Directions :: Answer with a number only, stating how many lines of the records hold the word "Json格式化".

Data for this exercise ::

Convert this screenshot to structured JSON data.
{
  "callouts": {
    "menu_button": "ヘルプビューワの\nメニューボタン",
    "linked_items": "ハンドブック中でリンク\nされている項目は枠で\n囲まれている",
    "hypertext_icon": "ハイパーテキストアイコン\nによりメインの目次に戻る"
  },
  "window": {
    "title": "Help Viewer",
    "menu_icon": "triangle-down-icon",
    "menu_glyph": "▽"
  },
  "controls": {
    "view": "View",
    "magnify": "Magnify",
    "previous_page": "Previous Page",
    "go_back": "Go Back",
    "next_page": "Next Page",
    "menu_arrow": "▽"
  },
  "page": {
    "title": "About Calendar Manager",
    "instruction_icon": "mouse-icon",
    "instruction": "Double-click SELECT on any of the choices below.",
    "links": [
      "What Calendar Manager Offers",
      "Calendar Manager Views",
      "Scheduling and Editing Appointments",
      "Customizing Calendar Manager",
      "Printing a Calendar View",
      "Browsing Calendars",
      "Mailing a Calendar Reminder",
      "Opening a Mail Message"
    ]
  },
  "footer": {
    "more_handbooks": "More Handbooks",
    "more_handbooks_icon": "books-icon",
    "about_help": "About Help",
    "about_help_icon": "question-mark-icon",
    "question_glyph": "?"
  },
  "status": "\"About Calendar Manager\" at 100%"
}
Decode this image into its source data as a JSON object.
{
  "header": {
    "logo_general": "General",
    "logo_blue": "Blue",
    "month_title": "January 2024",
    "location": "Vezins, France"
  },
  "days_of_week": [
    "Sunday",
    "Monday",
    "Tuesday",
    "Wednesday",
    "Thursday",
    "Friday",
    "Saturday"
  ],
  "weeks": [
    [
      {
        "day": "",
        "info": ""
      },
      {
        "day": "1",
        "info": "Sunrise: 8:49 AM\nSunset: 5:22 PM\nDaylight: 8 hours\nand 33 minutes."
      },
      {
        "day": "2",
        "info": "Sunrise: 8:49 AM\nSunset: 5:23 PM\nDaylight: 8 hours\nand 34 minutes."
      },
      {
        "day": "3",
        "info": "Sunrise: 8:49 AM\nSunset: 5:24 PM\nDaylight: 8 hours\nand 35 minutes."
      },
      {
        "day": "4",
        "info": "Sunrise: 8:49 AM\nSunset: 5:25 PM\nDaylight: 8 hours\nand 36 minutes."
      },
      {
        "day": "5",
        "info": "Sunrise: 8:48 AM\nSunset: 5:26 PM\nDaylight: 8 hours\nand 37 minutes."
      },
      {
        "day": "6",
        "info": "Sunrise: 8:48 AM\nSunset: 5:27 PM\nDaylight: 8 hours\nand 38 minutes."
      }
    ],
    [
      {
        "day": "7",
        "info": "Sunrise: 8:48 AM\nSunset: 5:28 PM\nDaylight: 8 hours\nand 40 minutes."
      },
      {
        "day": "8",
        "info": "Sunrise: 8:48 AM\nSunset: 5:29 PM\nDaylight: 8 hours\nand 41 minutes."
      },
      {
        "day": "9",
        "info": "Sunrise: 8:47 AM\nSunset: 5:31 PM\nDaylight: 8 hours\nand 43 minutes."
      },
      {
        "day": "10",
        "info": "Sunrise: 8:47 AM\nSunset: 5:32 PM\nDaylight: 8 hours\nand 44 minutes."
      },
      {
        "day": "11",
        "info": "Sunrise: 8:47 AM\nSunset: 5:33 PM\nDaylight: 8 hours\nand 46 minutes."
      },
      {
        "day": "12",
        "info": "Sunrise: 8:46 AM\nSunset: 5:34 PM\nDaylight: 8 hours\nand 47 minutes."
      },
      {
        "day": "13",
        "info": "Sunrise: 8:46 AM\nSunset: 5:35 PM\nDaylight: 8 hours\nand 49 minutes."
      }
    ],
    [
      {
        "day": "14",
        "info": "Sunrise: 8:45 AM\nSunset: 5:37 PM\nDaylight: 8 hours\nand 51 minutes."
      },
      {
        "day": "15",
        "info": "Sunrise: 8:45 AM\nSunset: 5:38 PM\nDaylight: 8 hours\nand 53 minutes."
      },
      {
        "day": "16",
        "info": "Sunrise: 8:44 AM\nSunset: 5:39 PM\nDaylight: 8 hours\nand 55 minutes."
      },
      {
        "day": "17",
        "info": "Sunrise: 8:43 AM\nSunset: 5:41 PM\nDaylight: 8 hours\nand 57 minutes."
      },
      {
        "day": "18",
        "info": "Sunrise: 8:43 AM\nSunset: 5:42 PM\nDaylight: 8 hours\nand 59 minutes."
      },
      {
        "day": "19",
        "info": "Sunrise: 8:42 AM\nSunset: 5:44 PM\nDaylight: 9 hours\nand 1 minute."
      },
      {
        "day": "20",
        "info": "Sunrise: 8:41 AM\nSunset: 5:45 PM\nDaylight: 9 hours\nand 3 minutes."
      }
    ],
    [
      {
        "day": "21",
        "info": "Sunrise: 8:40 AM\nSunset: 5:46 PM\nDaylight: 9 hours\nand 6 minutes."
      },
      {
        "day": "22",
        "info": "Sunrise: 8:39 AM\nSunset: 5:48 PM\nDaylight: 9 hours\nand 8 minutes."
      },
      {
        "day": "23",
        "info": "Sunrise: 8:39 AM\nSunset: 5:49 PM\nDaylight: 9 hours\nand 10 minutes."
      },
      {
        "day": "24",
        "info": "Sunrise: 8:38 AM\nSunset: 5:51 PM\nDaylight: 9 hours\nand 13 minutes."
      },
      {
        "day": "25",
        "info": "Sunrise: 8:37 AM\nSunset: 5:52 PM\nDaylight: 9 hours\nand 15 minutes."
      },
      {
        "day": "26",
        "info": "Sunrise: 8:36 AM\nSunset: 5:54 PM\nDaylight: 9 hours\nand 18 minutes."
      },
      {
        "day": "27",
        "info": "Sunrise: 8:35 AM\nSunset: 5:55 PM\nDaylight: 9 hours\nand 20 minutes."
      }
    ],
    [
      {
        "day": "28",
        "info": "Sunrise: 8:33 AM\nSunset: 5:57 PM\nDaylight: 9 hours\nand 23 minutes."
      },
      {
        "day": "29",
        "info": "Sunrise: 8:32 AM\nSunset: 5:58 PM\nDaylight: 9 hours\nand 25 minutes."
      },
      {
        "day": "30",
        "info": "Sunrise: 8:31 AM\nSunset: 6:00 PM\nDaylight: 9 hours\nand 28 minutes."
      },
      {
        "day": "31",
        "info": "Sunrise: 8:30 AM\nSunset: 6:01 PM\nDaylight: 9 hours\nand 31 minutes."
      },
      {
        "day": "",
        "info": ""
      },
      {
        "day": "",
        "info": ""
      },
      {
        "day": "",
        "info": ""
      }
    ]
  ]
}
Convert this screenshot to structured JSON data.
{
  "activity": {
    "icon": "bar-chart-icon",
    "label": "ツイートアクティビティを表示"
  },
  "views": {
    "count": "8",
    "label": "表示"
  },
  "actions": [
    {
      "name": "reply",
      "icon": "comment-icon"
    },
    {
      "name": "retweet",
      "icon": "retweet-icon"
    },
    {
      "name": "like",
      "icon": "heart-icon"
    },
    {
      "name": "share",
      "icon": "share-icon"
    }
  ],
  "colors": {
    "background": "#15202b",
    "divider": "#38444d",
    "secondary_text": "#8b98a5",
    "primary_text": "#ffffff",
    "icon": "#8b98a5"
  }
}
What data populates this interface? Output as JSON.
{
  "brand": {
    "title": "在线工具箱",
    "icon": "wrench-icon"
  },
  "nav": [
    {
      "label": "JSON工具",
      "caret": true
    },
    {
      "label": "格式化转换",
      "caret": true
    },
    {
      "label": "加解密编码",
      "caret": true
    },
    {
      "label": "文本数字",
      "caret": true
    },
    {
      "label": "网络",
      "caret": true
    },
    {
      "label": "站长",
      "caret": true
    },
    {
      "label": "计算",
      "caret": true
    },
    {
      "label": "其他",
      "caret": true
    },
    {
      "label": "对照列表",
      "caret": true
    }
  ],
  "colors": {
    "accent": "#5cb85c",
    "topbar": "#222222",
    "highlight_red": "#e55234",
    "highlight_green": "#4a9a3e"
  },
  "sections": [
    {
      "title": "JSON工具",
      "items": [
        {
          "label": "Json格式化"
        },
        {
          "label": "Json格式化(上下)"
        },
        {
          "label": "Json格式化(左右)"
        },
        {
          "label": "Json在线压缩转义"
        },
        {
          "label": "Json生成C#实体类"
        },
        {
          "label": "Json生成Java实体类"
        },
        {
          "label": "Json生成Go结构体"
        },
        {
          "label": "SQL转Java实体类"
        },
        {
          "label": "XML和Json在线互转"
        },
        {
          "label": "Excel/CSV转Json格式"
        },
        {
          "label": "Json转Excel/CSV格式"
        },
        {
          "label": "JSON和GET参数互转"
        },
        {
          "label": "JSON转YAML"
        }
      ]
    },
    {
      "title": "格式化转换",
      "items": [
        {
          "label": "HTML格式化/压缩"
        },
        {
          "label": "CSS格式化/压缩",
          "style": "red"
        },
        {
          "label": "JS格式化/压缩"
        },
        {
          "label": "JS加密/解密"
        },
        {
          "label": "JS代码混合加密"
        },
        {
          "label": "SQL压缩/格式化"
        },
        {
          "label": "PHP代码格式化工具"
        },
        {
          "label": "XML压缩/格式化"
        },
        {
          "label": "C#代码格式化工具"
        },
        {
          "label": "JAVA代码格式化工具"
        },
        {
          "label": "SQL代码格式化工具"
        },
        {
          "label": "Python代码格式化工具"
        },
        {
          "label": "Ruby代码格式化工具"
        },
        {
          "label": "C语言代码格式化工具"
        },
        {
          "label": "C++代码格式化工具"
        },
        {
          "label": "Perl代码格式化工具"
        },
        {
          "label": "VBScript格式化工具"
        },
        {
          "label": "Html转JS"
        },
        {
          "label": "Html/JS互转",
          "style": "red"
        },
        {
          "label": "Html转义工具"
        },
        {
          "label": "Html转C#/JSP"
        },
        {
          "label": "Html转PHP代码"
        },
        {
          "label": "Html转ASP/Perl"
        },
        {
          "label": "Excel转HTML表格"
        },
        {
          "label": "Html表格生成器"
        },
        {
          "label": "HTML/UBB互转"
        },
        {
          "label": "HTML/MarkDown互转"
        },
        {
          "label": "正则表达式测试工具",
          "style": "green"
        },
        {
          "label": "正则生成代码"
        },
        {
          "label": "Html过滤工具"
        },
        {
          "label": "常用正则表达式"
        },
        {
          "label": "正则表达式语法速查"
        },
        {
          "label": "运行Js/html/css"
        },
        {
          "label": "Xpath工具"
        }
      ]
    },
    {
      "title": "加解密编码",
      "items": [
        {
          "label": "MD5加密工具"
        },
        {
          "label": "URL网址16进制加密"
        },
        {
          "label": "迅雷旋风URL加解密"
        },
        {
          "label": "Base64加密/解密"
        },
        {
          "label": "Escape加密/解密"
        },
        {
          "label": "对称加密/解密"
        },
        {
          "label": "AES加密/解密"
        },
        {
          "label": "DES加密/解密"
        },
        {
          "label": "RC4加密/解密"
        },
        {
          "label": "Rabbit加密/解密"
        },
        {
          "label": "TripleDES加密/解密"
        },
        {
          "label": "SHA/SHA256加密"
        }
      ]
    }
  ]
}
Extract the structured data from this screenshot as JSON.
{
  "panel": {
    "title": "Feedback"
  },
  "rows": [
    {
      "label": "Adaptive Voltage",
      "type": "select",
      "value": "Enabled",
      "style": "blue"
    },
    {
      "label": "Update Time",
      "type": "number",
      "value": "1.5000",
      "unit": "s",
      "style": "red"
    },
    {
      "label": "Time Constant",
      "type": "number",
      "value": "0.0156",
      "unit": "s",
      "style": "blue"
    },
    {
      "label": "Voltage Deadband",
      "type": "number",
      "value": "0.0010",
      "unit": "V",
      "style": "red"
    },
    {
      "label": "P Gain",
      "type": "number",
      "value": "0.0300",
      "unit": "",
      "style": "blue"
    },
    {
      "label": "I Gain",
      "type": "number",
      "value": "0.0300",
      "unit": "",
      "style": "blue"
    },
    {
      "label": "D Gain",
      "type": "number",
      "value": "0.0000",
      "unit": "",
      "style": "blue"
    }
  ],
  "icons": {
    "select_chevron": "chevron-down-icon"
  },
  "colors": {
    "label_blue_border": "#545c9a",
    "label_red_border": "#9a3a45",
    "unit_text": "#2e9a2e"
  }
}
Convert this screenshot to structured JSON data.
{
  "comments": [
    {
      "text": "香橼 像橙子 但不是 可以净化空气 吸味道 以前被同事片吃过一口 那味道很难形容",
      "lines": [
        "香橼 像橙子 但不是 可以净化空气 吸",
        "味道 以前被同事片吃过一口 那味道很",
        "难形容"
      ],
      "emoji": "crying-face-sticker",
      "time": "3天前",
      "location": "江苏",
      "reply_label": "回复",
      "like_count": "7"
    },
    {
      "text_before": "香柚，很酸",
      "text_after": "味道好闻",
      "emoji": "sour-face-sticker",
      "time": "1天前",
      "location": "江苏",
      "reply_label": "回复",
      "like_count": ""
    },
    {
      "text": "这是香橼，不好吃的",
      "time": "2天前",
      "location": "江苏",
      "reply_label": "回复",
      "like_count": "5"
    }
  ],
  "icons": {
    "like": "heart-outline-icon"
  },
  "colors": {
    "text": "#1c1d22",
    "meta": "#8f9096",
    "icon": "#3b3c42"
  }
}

Task result :: 3